Exercise prompt |
In the copy, include every record below exactly as it appears, but no pictures.

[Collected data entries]
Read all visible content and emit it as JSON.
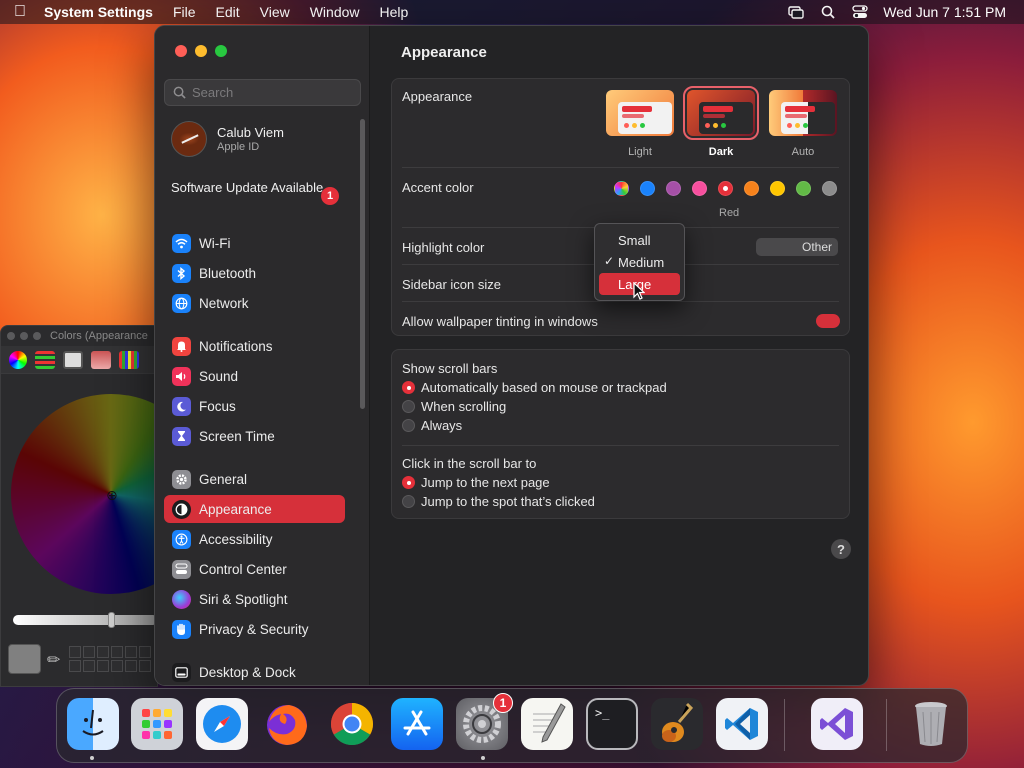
{
  "menubar": {
    "app_name": "System Settings",
    "items": [
      "File",
      "Edit",
      "View",
      "Window",
      "Help"
    ],
    "clock": "Wed Jun 7  1:51 PM"
  },
  "colors_panel": {
    "title": "Colors (Appearance"
  },
  "sidebar": {
    "search_placeholder": "Search",
    "account": {
      "name": "Calub Viem",
      "subtitle": "Apple ID"
    },
    "update": {
      "label": "Software Update Available",
      "badge": "1"
    },
    "items": [
      {
        "label": "Wi-Fi",
        "icon": "wifi-icon",
        "color": "#1a82fb"
      },
      {
        "label": "Bluetooth",
        "icon": "bluetooth-icon",
        "color": "#1a82fb"
      },
      {
        "label": "Network",
        "icon": "globe-icon",
        "color": "#1a82fb"
      },
      {
        "label": "Notifications",
        "icon": "bell-icon",
        "color": "#f0443f"
      },
      {
        "label": "Sound",
        "icon": "speaker-icon",
        "color": "#f0325a"
      },
      {
        "label": "Focus",
        "icon": "moon-icon",
        "color": "#5b5bd6"
      },
      {
        "label": "Screen Time",
        "icon": "hourglass-icon",
        "color": "#5b5bd6"
      },
      {
        "label": "General",
        "icon": "gear-icon",
        "color": "#8e8e93"
      },
      {
        "label": "Appearance",
        "icon": "appearance-icon",
        "color": "#1c1c1e"
      },
      {
        "label": "Accessibility",
        "icon": "accessibility-icon",
        "color": "#1a82fb"
      },
      {
        "label": "Control Center",
        "icon": "toggles-icon",
        "color": "#8e8e93"
      },
      {
        "label": "Siri & Spotlight",
        "icon": "siri-icon",
        "color": "#9b3bd6"
      },
      {
        "label": "Privacy & Security",
        "icon": "hand-icon",
        "color": "#1a82fb"
      },
      {
        "label": "Desktop & Dock",
        "icon": "dock-icon",
        "color": "#1c1c1e"
      }
    ],
    "selected": "Appearance"
  },
  "main": {
    "title": "Appearance",
    "appearance": {
      "label": "Appearance",
      "options": [
        "Light",
        "Dark",
        "Auto"
      ],
      "selected": "Dark"
    },
    "accent": {
      "label": "Accent color",
      "colors": [
        "multicolor",
        "#1a82fb",
        "#a550a7",
        "#f74f9e",
        "#e5303a",
        "#f7821b",
        "#ffc600",
        "#62ba46",
        "#8c8c8c"
      ],
      "selected_name": "Red"
    },
    "highlight": {
      "label": "Highlight color",
      "value": "Other"
    },
    "sidebar_icon_size": {
      "label": "Sidebar icon size",
      "options": [
        "Small",
        "Medium",
        "Large"
      ],
      "checked": "Medium",
      "hovered": "Large"
    },
    "wallpaper_tinting": {
      "label": "Allow wallpaper tinting in windows",
      "on": true
    },
    "scroll_bars": {
      "label": "Show scroll bars",
      "options": [
        "Automatically based on mouse or trackpad",
        "When scrolling",
        "Always"
      ],
      "selected": 0
    },
    "click_scroll": {
      "label": "Click in the scroll bar to",
      "options": [
        "Jump to the next page",
        "Jump to the spot that’s clicked"
      ],
      "selected": 0
    },
    "help": "?"
  },
  "dock": {
    "apps": [
      "finder-icon",
      "launchpad-icon",
      "safari-icon",
      "firefox-icon",
      "chrome-icon",
      "app-store-icon",
      "system-settings-icon",
      "textedit-icon",
      "terminal-icon",
      "garageband-icon",
      "vscode-icon",
      "visual-studio-icon",
      "trash-icon"
    ],
    "settings_badge": "1"
  }
}
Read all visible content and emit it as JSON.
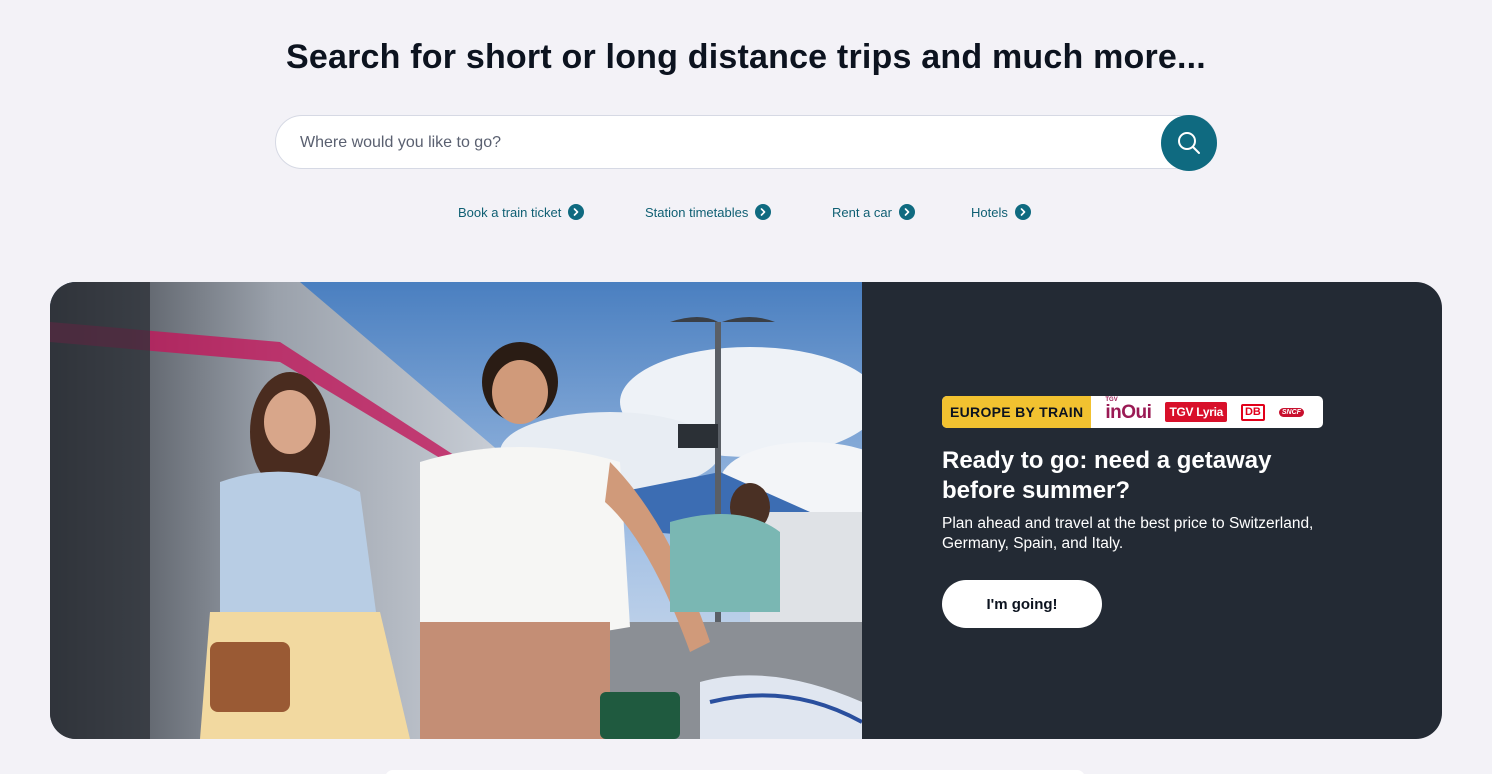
{
  "hero": {
    "title": "Search for short or long distance trips and much more..."
  },
  "search": {
    "placeholder": "Where would you like to go?",
    "button_icon": "search-icon"
  },
  "quick_links": [
    {
      "label": "Book a train ticket",
      "icon": "chevron-right-icon"
    },
    {
      "label": "Station timetables",
      "icon": "chevron-right-icon"
    },
    {
      "label": "Rent a car",
      "icon": "chevron-right-icon"
    },
    {
      "label": "Hotels",
      "icon": "chevron-right-icon"
    }
  ],
  "promo": {
    "badge": "EUROPE BY TRAIN",
    "logos": {
      "inoui_small": "TGV",
      "inoui": "inOui",
      "lyria": "TGV Lyria",
      "db": "DB",
      "sncf": "SNCF"
    },
    "title": "Ready to go: need a getaway before summer?",
    "text": "Plan ahead and travel at the best price to Switzerland, Germany, Spain, and Italy.",
    "button": "I'm going!",
    "image_description_icon": "travelers-on-platform-photo"
  },
  "colors": {
    "background": "#f3f2f7",
    "accent": "#0f6a80",
    "card_dark": "#232a34",
    "badge_yellow": "#f2c230"
  }
}
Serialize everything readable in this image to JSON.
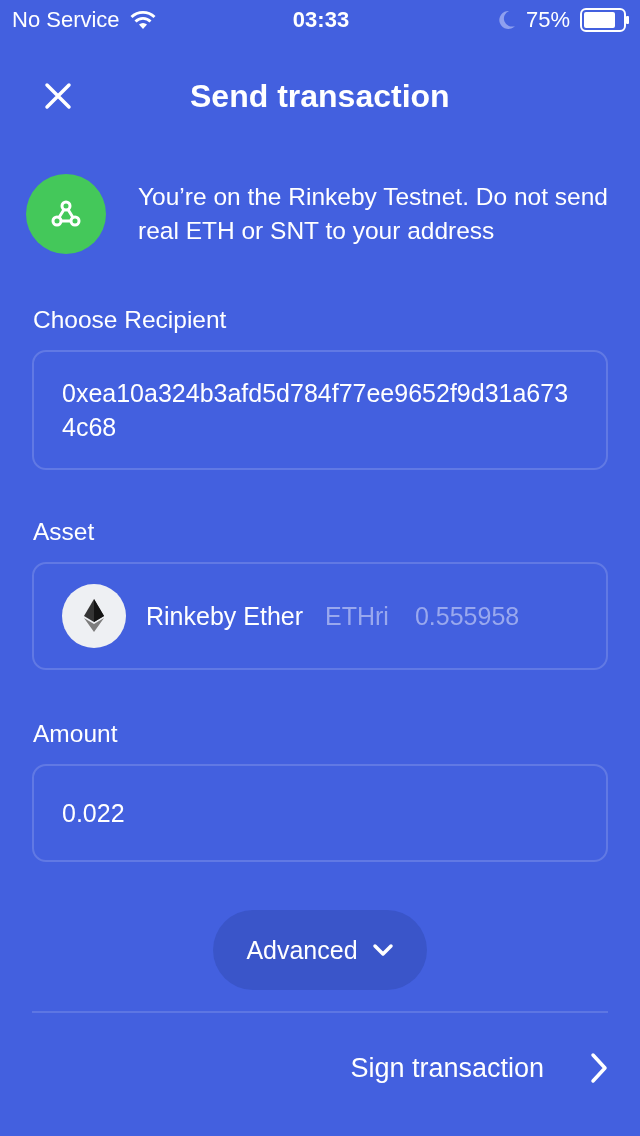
{
  "status_bar": {
    "carrier": "No Service",
    "time": "03:33",
    "battery": "75%"
  },
  "header": {
    "title": "Send transaction"
  },
  "notice": {
    "text": "You’re on the Rinkeby Testnet. Do not send real ETH or SNT to your address"
  },
  "recipient": {
    "label": "Choose Recipient",
    "value": "0xea10a324b3afd5d784f77ee9652f9d31a6734c68"
  },
  "asset": {
    "label": "Asset",
    "name": "Rinkeby Ether",
    "symbol": "ETHri",
    "balance": "0.555958"
  },
  "amount": {
    "label": "Amount",
    "value": "0.022"
  },
  "advanced": {
    "label": "Advanced",
    "expanded": false
  },
  "footer": {
    "action": "Sign transaction"
  }
}
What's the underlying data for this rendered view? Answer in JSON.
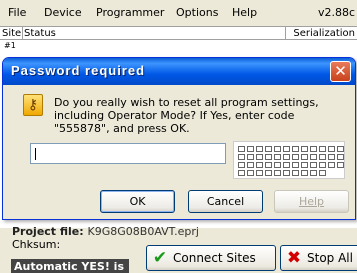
{
  "menu": {
    "file": "File",
    "device": "Device",
    "programmer": "Programmer",
    "options": "Options",
    "help": "Help",
    "version": "v2.88c"
  },
  "table": {
    "col_site": "Site",
    "col_status": "Status",
    "col_serialization": "Serialization",
    "row1_site": "#1"
  },
  "project": {
    "label": "Project file:",
    "value": "K9G8G08B0AVT.eprj"
  },
  "chksum": {
    "label": "Chksum:"
  },
  "badge": {
    "label": "Automatic YES! is On"
  },
  "buttons": {
    "connect_sites": "Connect Sites",
    "stop_all": "Stop All"
  },
  "dialog": {
    "title": "Password required",
    "message": "Do you really wish to reset all program settings, including Operator Mode? If Yes, enter code \"555878\", and press OK.",
    "password_value": "",
    "ok": "OK",
    "cancel": "Cancel",
    "help": "Help",
    "close_glyph": "✕"
  },
  "icons": {
    "key": "key-icon",
    "check": "check-icon",
    "stop": "stop-x-icon",
    "keypad": "on-screen-keyboard-icon"
  },
  "colors": {
    "titlebar": "#0058e6",
    "close": "#c9421c",
    "check_green": "#1a9a1a",
    "stop_red": "#d40000"
  }
}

Output |
Read all visible content and emit it as JSON.
{
  "menubar": {
    "app_name": "System Settings",
    "items": [
      "File",
      "Edit",
      "View",
      "Window",
      "Help"
    ],
    "clock": "Wed Jun 7  1:51 PM"
  },
  "colors_panel": {
    "title": "Colors (Appearance"
  },
  "sidebar": {
    "search_placeholder": "Search",
    "account": {
      "name": "Calub Viem",
      "subtitle": "Apple ID"
    },
    "update": {
      "label": "Software Update Available",
      "badge": "1"
    },
    "items": [
      {
        "label": "Wi-Fi",
        "icon": "wifi-icon",
        "color": "#1a82fb"
      },
      {
        "label": "Bluetooth",
        "icon": "bluetooth-icon",
        "color": "#1a82fb"
      },
      {
        "label": "Network",
        "icon": "globe-icon",
        "color": "#1a82fb"
      },
      {
        "label": "Notifications",
        "icon": "bell-icon",
        "color": "#f0443f"
      },
      {
        "label": "Sound",
        "icon": "speaker-icon",
        "color": "#f0325a"
      },
      {
        "label": "Focus",
        "icon": "moon-icon",
        "color": "#5b5bd6"
      },
      {
        "label": "Screen Time",
        "icon": "hourglass-icon",
        "color": "#5b5bd6"
      },
      {
        "label": "General",
        "icon": "gear-icon",
        "color": "#8e8e93"
      },
      {
        "label": "Appearance",
        "icon": "appearance-icon",
        "color": "#1c1c1e"
      },
      {
        "label": "Accessibility",
        "icon": "accessibility-icon",
        "color": "#1a82fb"
      },
      {
        "label": "Control Center",
        "icon": "toggles-icon",
        "color": "#8e8e93"
      },
      {
        "label": "Siri & Spotlight",
        "icon": "siri-icon",
        "color": "#9b3bd6"
      },
      {
        "label": "Privacy & Security",
        "icon": "hand-icon",
        "color": "#1a82fb"
      },
      {
        "label": "Desktop & Dock",
        "icon": "dock-icon",
        "color": "#1c1c1e"
      }
    ],
    "selected": "Appearance"
  },
  "main": {
    "title": "Appearance",
    "appearance": {
      "label": "Appearance",
      "options": [
        "Light",
        "Dark",
        "Auto"
      ],
      "selected": "Dark"
    },
    "accent": {
      "label": "Accent color",
      "colors": [
        "multicolor",
        "#1a82fb",
        "#a550a7",
        "#f74f9e",
        "#e5303a",
        "#f7821b",
        "#ffc600",
        "#62ba46",
        "#8c8c8c"
      ],
      "selected_name": "Red"
    },
    "highlight": {
      "label": "Highlight color",
      "value": "Other"
    },
    "sidebar_icon_size": {
      "label": "Sidebar icon size",
      "options": [
        "Small",
        "Medium",
        "Large"
      ],
      "checked": "Medium",
      "hovered": "Large"
    },
    "wallpaper_tinting": {
      "label": "Allow wallpaper tinting in windows",
      "on": true
    },
    "scroll_bars": {
      "label": "Show scroll bars",
      "options": [
        "Automatically based on mouse or trackpad",
        "When scrolling",
        "Always"
      ],
      "selected": 0
    },
    "click_scroll": {
      "label": "Click in the scroll bar to",
      "options": [
        "Jump to the next page",
        "Jump to the spot that’s clicked"
      ],
      "selected": 0
    },
    "help": "?"
  },
  "dock": {
    "apps": [
      "finder-icon",
      "launchpad-icon",
      "safari-icon",
      "firefox-icon",
      "chrome-icon",
      "app-store-icon",
      "system-settings-icon",
      "textedit-icon",
      "terminal-icon",
      "garageband-icon",
      "vscode-icon",
      "visual-studio-icon",
      "trash-icon"
    ],
    "settings_badge": "1"
  }
}
Read all visible content and emit it as JSON.
{
  "hero": {
    "title": "Search for short or long distance trips and much more..."
  },
  "search": {
    "placeholder": "Where would you like to go?",
    "button_icon": "search-icon"
  },
  "quick_links": [
    {
      "label": "Book a train ticket",
      "icon": "chevron-right-icon"
    },
    {
      "label": "Station timetables",
      "icon": "chevron-right-icon"
    },
    {
      "label": "Rent a car",
      "icon": "chevron-right-icon"
    },
    {
      "label": "Hotels",
      "icon": "chevron-right-icon"
    }
  ],
  "promo": {
    "badge": "EUROPE BY TRAIN",
    "logos": {
      "inoui_small": "TGV",
      "inoui": "inOui",
      "lyria": "TGV Lyria",
      "db": "DB",
      "sncf": "SNCF"
    },
    "title": "Ready to go: need a getaway before summer?",
    "text": "Plan ahead and travel at the best price to Switzerland, Germany, Spain, and Italy.",
    "button": "I'm going!",
    "image_description_icon": "travelers-on-platform-photo"
  },
  "colors": {
    "background": "#f3f2f7",
    "accent": "#0f6a80",
    "card_dark": "#232a34",
    "badge_yellow": "#f2c230"
  }
}
Serialize everything readable in this image to JSON.
{
  "status_bar": {
    "carrier": "No Service",
    "time": "03:33",
    "battery": "75%"
  },
  "header": {
    "title": "Send transaction"
  },
  "notice": {
    "text": "You’re on the Rinkeby Testnet. Do not send real ETH or SNT to your address"
  },
  "recipient": {
    "label": "Choose Recipient",
    "value": "0xea10a324b3afd5d784f77ee9652f9d31a6734c68"
  },
  "asset": {
    "label": "Asset",
    "name": "Rinkeby Ether",
    "symbol": "ETHri",
    "balance": "0.555958"
  },
  "amount": {
    "label": "Amount",
    "value": "0.022"
  },
  "advanced": {
    "label": "Advanced",
    "expanded": false
  },
  "footer": {
    "action": "Sign transaction"
  }
}
What's the underlying data for this rendered view? Answer in JSON.
{
  "menu": {
    "file": "File",
    "device": "Device",
    "programmer": "Programmer",
    "options": "Options",
    "help": "Help",
    "version": "v2.88c"
  },
  "table": {
    "col_site": "Site",
    "col_status": "Status",
    "col_serialization": "Serialization",
    "row1_site": "#1"
  },
  "project": {
    "label": "Project file:",
    "value": "K9G8G08B0AVT.eprj"
  },
  "chksum": {
    "label": "Chksum:"
  },
  "badge": {
    "label": "Automatic YES! is On"
  },
  "buttons": {
    "connect_sites": "Connect Sites",
    "stop_all": "Stop All"
  },
  "dialog": {
    "title": "Password required",
    "message": "Do you really wish to reset all program settings, including Operator Mode? If Yes, enter code \"555878\", and press OK.",
    "password_value": "",
    "ok": "OK",
    "cancel": "Cancel",
    "help": "Help",
    "close_glyph": "✕"
  },
  "icons": {
    "key": "key-icon",
    "check": "check-icon",
    "stop": "stop-x-icon",
    "keypad": "on-screen-keyboard-icon"
  },
  "colors": {
    "titlebar": "#0058e6",
    "close": "#c9421c",
    "check_green": "#1a9a1a",
    "stop_red": "#d40000"
  }
}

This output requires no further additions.